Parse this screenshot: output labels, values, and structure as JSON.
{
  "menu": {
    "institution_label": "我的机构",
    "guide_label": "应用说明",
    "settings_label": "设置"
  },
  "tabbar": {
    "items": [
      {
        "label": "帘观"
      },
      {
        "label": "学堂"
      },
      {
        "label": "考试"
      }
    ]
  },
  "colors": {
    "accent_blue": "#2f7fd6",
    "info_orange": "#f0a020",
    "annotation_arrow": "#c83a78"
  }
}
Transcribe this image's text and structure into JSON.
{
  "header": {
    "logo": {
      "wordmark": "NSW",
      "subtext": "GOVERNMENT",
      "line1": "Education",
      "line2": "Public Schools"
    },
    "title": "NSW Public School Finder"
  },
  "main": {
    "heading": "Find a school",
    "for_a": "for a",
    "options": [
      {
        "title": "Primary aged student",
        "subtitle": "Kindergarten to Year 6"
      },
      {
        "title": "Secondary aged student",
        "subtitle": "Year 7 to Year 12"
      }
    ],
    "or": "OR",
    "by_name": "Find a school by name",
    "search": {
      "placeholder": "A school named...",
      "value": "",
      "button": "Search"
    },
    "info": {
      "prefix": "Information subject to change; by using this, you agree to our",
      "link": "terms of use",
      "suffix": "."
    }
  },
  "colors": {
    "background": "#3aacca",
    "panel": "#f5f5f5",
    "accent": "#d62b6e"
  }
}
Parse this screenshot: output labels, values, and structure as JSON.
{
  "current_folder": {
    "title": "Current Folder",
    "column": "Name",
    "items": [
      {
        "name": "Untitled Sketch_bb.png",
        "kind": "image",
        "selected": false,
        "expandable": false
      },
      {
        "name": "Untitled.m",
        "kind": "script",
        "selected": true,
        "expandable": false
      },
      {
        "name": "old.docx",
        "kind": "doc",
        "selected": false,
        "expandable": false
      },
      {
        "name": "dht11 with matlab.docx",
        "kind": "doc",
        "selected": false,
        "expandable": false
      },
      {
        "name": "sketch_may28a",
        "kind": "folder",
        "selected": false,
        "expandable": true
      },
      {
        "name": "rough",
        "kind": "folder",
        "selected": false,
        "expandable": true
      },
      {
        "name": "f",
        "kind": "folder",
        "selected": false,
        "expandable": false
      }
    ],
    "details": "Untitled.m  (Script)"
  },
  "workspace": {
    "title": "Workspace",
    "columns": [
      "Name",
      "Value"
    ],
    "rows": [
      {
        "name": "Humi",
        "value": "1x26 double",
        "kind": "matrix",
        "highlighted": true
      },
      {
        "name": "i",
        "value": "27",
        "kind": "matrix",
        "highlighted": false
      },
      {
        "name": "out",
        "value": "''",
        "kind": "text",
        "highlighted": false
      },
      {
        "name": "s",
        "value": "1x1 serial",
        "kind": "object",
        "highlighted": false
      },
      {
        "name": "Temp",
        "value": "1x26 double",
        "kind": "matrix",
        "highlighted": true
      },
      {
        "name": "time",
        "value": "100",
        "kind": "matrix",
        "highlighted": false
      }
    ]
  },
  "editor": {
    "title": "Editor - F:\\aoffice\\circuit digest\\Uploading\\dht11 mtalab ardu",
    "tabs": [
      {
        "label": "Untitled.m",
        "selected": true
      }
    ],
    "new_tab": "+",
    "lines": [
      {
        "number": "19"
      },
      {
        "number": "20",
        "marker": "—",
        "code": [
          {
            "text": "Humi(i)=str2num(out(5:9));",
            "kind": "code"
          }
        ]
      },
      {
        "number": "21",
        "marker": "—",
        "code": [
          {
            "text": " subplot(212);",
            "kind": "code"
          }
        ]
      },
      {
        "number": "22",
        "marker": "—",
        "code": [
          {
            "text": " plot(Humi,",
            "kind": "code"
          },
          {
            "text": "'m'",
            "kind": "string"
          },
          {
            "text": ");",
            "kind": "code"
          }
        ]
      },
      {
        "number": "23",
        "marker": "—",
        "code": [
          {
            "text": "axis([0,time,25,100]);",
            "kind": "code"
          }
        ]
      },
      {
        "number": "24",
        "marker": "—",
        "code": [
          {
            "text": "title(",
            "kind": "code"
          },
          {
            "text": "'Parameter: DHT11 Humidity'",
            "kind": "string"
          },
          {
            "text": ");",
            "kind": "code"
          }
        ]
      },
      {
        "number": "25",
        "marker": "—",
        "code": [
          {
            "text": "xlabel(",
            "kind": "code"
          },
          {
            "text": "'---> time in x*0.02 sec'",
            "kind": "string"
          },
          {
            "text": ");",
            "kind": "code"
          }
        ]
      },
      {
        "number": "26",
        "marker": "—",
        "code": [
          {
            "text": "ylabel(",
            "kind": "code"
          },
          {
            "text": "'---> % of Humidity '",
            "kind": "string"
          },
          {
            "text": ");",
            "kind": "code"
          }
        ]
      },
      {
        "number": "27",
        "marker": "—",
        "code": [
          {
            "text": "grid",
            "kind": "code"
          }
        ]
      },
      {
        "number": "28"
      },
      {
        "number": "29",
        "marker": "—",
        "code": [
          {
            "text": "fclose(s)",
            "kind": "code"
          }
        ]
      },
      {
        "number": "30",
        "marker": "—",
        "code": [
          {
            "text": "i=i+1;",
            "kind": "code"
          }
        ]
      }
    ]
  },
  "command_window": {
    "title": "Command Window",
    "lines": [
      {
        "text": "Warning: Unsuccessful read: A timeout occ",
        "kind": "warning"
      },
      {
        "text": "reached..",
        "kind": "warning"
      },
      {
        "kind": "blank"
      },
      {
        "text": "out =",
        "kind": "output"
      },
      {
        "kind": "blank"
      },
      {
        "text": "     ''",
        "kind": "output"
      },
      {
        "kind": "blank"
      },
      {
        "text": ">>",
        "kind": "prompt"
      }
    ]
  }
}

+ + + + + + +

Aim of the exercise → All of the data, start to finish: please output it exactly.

Response area →
Parse this screenshot: output labels, values, and structure as JSON.
{
  "menu": {
    "institution_label": "我的机构",
    "guide_label": "应用说明",
    "settings_label": "设置"
  },
  "tabbar": {
    "items": [
      {
        "label": "帘观"
      },
      {
        "label": "学堂"
      },
      {
        "label": "考试"
      }
    ]
  },
  "colors": {
    "accent_blue": "#2f7fd6",
    "info_orange": "#f0a020",
    "annotation_arrow": "#c83a78"
  }
}
Transcribe this image's text and structure into JSON.
{
  "header": {
    "logo": {
      "wordmark": "NSW",
      "subtext": "GOVERNMENT",
      "line1": "Education",
      "line2": "Public Schools"
    },
    "title": "NSW Public School Finder"
  },
  "main": {
    "heading": "Find a school",
    "for_a": "for a",
    "options": [
      {
        "title": "Primary aged student",
        "subtitle": "Kindergarten to Year 6"
      },
      {
        "title": "Secondary aged student",
        "subtitle": "Year 7 to Year 12"
      }
    ],
    "or": "OR",
    "by_name": "Find a school by name",
    "search": {
      "placeholder": "A school named...",
      "value": "",
      "button": "Search"
    },
    "info": {
      "prefix": "Information subject to change; by using this, you agree to our",
      "link": "terms of use",
      "suffix": "."
    }
  },
  "colors": {
    "background": "#3aacca",
    "panel": "#f5f5f5",
    "accent": "#d62b6e"
  }
}
Parse this screenshot: output labels, values, and structure as JSON.
{
  "current_folder": {
    "title": "Current Folder",
    "column": "Name",
    "items": [
      {
        "name": "Untitled Sketch_bb.png",
        "kind": "image",
        "selected": false,
        "expandable": false
      },
      {
        "name": "Untitled.m",
        "kind": "script",
        "selected": true,
        "expandable": false
      },
      {
        "name": "old.docx",
        "kind": "doc",
        "selected": false,
        "expandable": false
      },
      {
        "name": "dht11 with matlab.docx",
        "kind": "doc",
        "selected": false,
        "expandable": false
      },
      {
        "name": "sketch_may28a",
        "kind": "folder",
        "selected": false,
        "expandable": true
      },
      {
        "name": "rough",
        "kind": "folder",
        "selected": false,
        "expandable": true
      },
      {
        "name": "f",
        "kind": "folder",
        "selected": false,
        "expandable": false
      }
    ],
    "details": "Untitled.m  (Script)"
  },
  "workspace": {
    "title": "Workspace",
    "columns": [
      "Name",
      "Value"
    ],
    "rows": [
      {
        "name": "Humi",
        "value": "1x26 double",
        "kind": "matrix",
        "highlighted": true
      },
      {
        "name": "i",
        "value": "27",
        "kind": "matrix",
        "highlighted": false
      },
      {
        "name": "out",
        "value": "''",
        "kind": "text",
        "highlighted": false
      },
      {
        "name": "s",
        "value": "1x1 serial",
        "kind": "object",
        "highlighted": false
      },
      {
        "name": "Temp",
        "value": "1x26 double",
        "kind": "matrix",
        "highlighted": true
      },
      {
        "name": "time",
        "value": "100",
        "kind": "matrix",
        "highlighted": false
      }
    ]
  },
  "editor": {
    "title": "Editor - F:\\aoffice\\circuit digest\\Uploading\\dht11 mtalab ardu",
    "tabs": [
      {
        "label": "Untitled.m",
        "selected": true
      }
    ],
    "new_tab": "+",
    "lines": [
      {
        "number": "19"
      },
      {
        "number": "20",
        "marker": "—",
        "code": [
          {
            "text": "Humi(i)=str2num(out(5:9));",
            "kind": "code"
          }
        ]
      },
      {
        "number": "21",
        "marker": "—",
        "code": [
          {
            "text": " subplot(212);",
            "kind": "code"
          }
        ]
      },
      {
        "number": "22",
        "marker": "—",
        "code": [
          {
            "text": " plot(Humi,",
            "kind": "code"
          },
          {
            "text": "'m'",
            "kind": "string"
          },
          {
            "text": ");",
            "kind": "code"
          }
        ]
      },
      {
        "number": "23",
        "marker": "—",
        "code": [
          {
            "text": "axis([0,time,25,100]);",
            "kind": "code"
          }
        ]
      },
      {
        "number": "24",
        "marker": "—",
        "code": [
          {
            "text": "title(",
            "kind": "code"
          },
          {
            "text": "'Parameter: DHT11 Humidity'",
            "kind": "string"
          },
          {
            "text": ");",
            "kind": "code"
          }
        ]
      },
      {
        "number": "25",
        "marker": "—",
        "code": [
          {
            "text": "xlabel(",
            "kind": "code"
          },
          {
            "text": "'---> time in x*0.02 sec'",
            "kind": "string"
          },
          {
            "text": ");",
            "kind": "code"
          }
        ]
      },
      {
        "number": "26",
        "marker": "—",
        "code": [
          {
            "text": "ylabel(",
            "kind": "code"
          },
          {
            "text": "'---> % of Humidity '",
            "kind": "string"
          },
          {
            "text": ");",
            "kind": "code"
          }
        ]
      },
      {
        "number": "27",
        "marker": "—",
        "code": [
          {
            "text": "grid",
            "kind": "code"
          }
        ]
      },
      {
        "number": "28"
      },
      {
        "number": "29",
        "marker": "—",
        "code": [
          {
            "text": "fclose(s)",
            "kind": "code"
          }
        ]
      },
      {
        "number": "30",
        "marker": "—",
        "code": [
          {
            "text": "i=i+1;",
            "kind": "code"
          }
        ]
      }
    ]
  },
  "command_window": {
    "title": "Command Window",
    "lines": [
      {
        "text": "Warning: Unsuccessful read: A timeout occ",
        "kind": "warning"
      },
      {
        "text": "reached..",
        "kind": "warning"
      },
      {
        "kind": "blank"
      },
      {
        "text": "out =",
        "kind": "output"
      },
      {
        "kind": "blank"
      },
      {
        "text": "     ''",
        "kind": "output"
      },
      {
        "kind": "blank"
      },
      {
        "text": ">>",
        "kind": "prompt"
      }
    ]
  }
}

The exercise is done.